Set Goals For Your Future
By “investment portfolio”, we mean nothing more than the set of all financial instruments owned by an investor. The parameters according to which it should be created are:
- performance targets
- time span
- your risk appetite
In the previous article, we went over how to manage your finances, by answering the question: how much capital should I invest?
Today we will address the next questions: where and for how long should I invest?
HOW LONG: How long should I keep an investment?
Set Your Goals
Depending on your economic situation and ambitions, you should set your investment objectives.
For some, the objectives may correspond to needs that emerged during the analysis of the net worth and cashflow, such as excessive debt that must be paid off.
Or the analysis of Step 1 may show that there is positive cash flow but virtually no assets. In this case, the first objective may be to increase your assets. Others may be to create a retirement fund, improve your lifestyle, become self-employed.
Once needs and objectives have been identified, they should be placed on a realistic and functional timeline.
In the economic world we speak of the short, medium and long term.
The goal determines how long you need to keep your money invested and the type of preliminary analysis required to choose the right instrument.
Invest By Facts, Not Emotions
Analysing the markets involves two types of analysis that helps traders to make predictions about prices and trends of their investments.
- Fundamental analysis: the collection and interpretation data from companies’ balance sheets and macroeconomic factors. If, for instance, I wanted to invest in the stocks of a given company, I would check its public reports and analyse its sector.
- Technical analysis: it involves mainly the interpretation of price trend charts and other metrics of the given asset (the company’s stocks, for instance). These are easy to find, simply by searching on Google you can find constantly updated data.
Difference Between Technical and Fundamental Analysis
The main difference between technical and fundamental analysis is simple: fundamental analysis studies the intrinsic value of a financial instrument, an action, a market or a specific economy. In order to do so, it uses synthetic indicators, such as the unemployment rate, inflation, the level of interest rates, imports and exports, retail sales, consumer confidence, etc.
The technical analysis, instead, is based on the historical figures of the market (i.e. graphs), with the conviction that an identical graphic formation of the past must generate the same movement in the future of prices.
Even if some graphic formations repeat themselves, during the negotiation hours other variables (mostly related to the fundamental analysis) can intervene, interrupting the graphic formation and causing a different result.
Technical analysis is not a science, although it is based on some mathematical considerations. No one can guarantee that a certain trend that occurred in the past can also occur in the future. Therefore, it is better to use probabilistic terms. A certain movement can occur with a higher or lower percentage of probability, without eliminating the risk and the possibility of error.

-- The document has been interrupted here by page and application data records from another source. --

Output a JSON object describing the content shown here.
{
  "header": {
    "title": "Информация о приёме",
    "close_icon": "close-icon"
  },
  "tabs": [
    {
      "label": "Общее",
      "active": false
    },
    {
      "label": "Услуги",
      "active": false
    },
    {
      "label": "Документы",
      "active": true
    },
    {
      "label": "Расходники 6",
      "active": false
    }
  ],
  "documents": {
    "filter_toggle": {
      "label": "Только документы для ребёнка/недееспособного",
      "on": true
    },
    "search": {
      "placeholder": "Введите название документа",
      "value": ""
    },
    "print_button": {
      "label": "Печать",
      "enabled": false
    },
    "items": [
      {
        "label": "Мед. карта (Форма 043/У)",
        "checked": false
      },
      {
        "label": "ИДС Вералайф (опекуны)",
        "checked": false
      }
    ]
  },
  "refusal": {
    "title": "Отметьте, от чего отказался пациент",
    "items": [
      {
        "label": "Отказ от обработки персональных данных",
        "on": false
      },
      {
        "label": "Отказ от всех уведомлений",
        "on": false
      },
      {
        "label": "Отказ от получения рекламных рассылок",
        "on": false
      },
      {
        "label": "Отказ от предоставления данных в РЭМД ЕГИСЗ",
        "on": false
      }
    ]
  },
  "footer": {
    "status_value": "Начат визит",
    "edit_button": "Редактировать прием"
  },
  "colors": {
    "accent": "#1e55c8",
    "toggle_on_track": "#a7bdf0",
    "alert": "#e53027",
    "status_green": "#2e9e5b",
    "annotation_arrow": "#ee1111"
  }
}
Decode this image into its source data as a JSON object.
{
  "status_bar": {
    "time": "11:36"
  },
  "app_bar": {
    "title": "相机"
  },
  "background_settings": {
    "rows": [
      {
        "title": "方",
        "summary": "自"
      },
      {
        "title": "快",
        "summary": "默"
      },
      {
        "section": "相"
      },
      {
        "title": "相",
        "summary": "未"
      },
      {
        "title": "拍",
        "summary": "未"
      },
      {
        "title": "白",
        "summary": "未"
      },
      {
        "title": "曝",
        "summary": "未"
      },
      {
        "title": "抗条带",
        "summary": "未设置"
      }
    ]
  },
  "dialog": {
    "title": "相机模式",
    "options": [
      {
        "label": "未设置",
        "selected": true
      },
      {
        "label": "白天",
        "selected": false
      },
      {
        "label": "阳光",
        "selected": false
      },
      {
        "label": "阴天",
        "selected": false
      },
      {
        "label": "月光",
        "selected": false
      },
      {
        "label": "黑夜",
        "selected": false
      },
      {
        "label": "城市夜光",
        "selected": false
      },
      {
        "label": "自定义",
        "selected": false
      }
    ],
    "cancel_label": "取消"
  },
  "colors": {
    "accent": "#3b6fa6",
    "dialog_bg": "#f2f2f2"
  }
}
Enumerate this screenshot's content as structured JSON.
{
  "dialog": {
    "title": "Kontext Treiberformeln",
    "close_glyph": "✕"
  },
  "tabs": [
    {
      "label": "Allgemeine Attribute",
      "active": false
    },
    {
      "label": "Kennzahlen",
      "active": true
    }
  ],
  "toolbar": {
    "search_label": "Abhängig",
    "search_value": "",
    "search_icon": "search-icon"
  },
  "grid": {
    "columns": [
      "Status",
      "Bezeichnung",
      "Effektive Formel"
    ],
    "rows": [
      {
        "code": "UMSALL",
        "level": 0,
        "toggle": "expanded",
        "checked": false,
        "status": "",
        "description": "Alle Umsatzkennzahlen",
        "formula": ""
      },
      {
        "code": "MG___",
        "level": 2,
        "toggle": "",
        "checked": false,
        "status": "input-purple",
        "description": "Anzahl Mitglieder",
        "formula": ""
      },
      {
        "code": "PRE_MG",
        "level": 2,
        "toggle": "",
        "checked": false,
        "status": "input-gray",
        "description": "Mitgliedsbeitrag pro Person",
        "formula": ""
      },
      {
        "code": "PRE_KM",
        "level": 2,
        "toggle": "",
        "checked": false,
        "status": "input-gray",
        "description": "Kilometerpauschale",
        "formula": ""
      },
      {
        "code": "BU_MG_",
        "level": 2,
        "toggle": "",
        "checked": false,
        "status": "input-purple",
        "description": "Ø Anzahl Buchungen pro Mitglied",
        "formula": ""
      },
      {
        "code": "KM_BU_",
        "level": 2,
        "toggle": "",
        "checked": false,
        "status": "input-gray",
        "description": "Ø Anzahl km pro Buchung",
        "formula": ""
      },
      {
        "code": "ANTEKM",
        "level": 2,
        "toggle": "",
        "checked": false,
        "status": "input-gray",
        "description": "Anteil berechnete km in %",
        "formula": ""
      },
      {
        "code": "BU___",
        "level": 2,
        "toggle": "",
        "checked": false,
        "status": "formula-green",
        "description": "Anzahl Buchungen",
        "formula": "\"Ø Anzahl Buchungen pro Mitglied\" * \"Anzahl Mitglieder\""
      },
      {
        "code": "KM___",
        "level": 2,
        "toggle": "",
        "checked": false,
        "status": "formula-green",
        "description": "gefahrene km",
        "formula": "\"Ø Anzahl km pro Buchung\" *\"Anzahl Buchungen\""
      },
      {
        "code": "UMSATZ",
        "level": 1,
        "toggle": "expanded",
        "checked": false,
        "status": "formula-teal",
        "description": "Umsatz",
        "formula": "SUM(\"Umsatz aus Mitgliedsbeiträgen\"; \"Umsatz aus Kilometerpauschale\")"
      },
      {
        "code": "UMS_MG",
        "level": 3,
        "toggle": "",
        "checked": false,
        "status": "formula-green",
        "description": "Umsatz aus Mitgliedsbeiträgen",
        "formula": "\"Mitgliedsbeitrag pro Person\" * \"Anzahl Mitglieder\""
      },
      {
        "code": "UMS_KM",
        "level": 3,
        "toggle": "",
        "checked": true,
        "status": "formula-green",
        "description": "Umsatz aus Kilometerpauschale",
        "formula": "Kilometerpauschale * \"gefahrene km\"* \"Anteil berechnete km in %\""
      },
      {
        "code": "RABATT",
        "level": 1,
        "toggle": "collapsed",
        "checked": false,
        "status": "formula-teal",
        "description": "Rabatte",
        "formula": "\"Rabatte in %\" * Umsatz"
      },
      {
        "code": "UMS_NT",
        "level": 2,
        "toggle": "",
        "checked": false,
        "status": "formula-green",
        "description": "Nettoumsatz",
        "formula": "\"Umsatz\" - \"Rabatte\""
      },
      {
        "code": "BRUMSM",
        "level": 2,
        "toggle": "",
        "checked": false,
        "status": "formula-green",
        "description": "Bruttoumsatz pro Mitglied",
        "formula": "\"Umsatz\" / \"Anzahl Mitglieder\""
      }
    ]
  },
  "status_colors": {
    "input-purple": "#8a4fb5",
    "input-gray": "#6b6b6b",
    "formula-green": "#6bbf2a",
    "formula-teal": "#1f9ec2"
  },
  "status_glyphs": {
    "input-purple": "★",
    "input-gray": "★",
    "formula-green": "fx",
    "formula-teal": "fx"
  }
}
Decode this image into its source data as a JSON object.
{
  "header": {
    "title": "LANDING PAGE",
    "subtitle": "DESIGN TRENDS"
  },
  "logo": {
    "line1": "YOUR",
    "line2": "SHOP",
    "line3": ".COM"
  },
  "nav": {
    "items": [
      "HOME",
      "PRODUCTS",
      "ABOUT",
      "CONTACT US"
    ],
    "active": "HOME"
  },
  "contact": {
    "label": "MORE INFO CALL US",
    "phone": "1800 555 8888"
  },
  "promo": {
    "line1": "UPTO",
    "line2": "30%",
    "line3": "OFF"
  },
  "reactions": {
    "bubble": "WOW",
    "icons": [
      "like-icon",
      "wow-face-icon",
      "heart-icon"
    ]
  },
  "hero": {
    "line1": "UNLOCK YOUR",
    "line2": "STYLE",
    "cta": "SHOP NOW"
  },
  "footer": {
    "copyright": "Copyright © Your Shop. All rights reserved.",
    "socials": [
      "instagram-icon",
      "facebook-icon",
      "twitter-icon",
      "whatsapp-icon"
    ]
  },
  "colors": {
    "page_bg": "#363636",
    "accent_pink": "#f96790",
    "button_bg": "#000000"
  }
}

Since finding reliable and complete information for cryptocurrencies is more difficult, we will dedicate to this type of analysis the articles Analyze the Cryptocurrency Market and Market Order, Limit Order and Stop Order.
WHERE: What should I invest in?
Find out what kind of investor you are
Knowing yourself and your risk appetite is fundamental before making an investment.
Risk appetite is the ability to withstand the uncertainty associated with an investment and it is expressed by a coefficient (a number).
Calculate Your Risk Appetite
Risk appetite can be broken down into two aspects:
- first, the risk capacity – how much an investor can bear a loss without changing his or her standard of living.
- second, the risk tolerance, is more subjective and indicates an investor’s tolerance to loss before he or she becomes anxious and loses control.
You can calculate your risk profile on any online site that offers a free test. All you have to do is fill in the questions in absolute honesty.
By analysing your risk aversion and considering your objectives, you will get a trade-off between risk and return suitable for each type of investor.
An investor with little time to devote to market research, looking for inexpensive and low-risk solutions. Favours assets such as ETFs, low risk and long-term investments. The passive management of ETFs saves you from having to choose personally the assets you invest in.
An investor who has little time to devote to market research, who has more spending power and is ready to invest also in high-risk assets. Willing to choose mutual funds, which are more expensive than ETFs but are managed actively. Because of this, they can guarantee higher returns.
An investor who wants to manage their investments independently, studying the market, keeping a low-risk profile. Bonds, Government Bonds and Equities are the preferred options. They keep a long-term vision, but pretend a higher return in the medium term as well.
Spends a lot of time reading market movements, keeping a high risk/return profile. Prefers forex, commodities and innovative high-risk assets with a view to portfolio diversification. They look for tangible results in the short or very short term.